William Morris 1834 - 1896
Morris was a man of many parts; poet, designer, socialist, preservationist and translator of Icelandic Sagas.
In his own time he was known more as a writer than a designer. William Morris moved to Merton in June 1881. The site of his workshops was alongside the Wandle where the Savacentre was built (now Sainsbury and Marks & Spencer). He chose Merton because it was open fields then and he liked the historical connections with Nelson and the Merton Priory. The site also had various suitable buildings and a watermill that would allow the printed silk to be washed in the river.
As well as the block printing of silks the Merton site produced stained glass, tapestries, and carpets. The dyes used by the works were also made on the site.
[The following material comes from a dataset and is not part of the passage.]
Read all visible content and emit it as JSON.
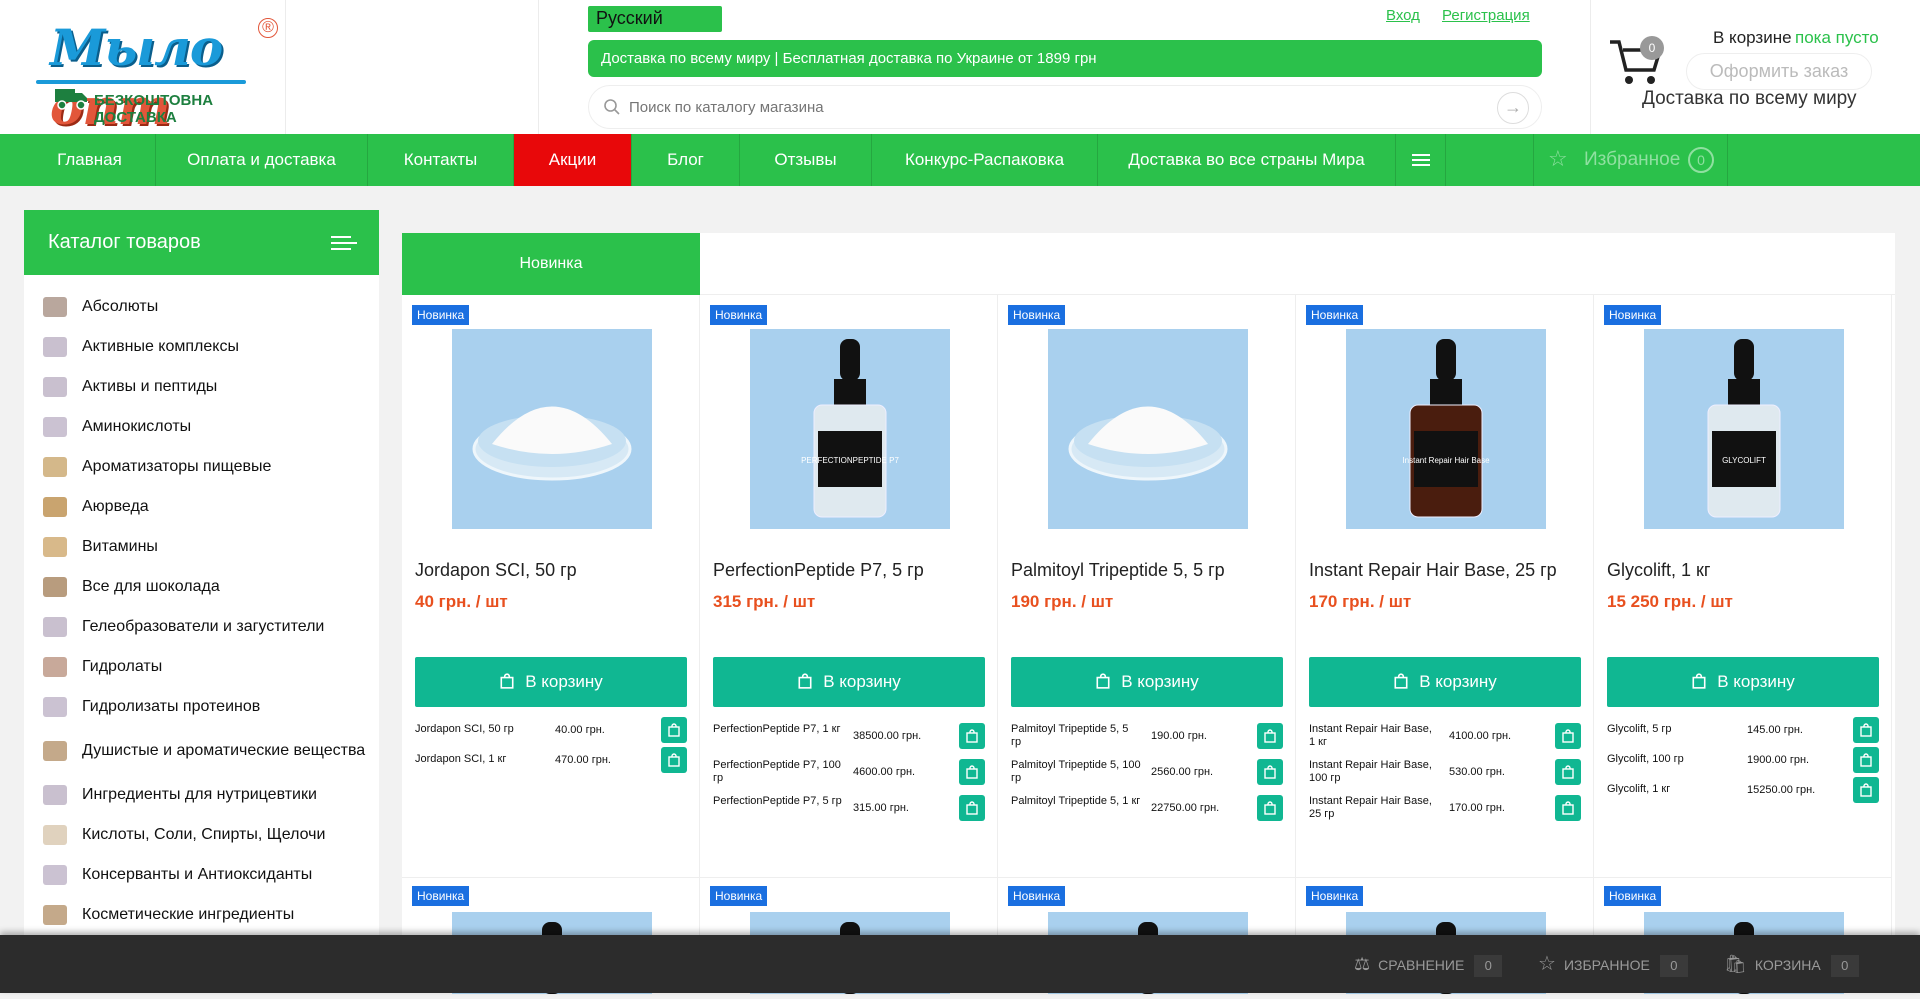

Morris believed that men should work in pleasant surroundings, flower and vegetables were grown around the works and that they should be paid a fair wage, very unusual for a Victorian employer. In the museum, we have examples of his designs and the only existing model of Morris's works.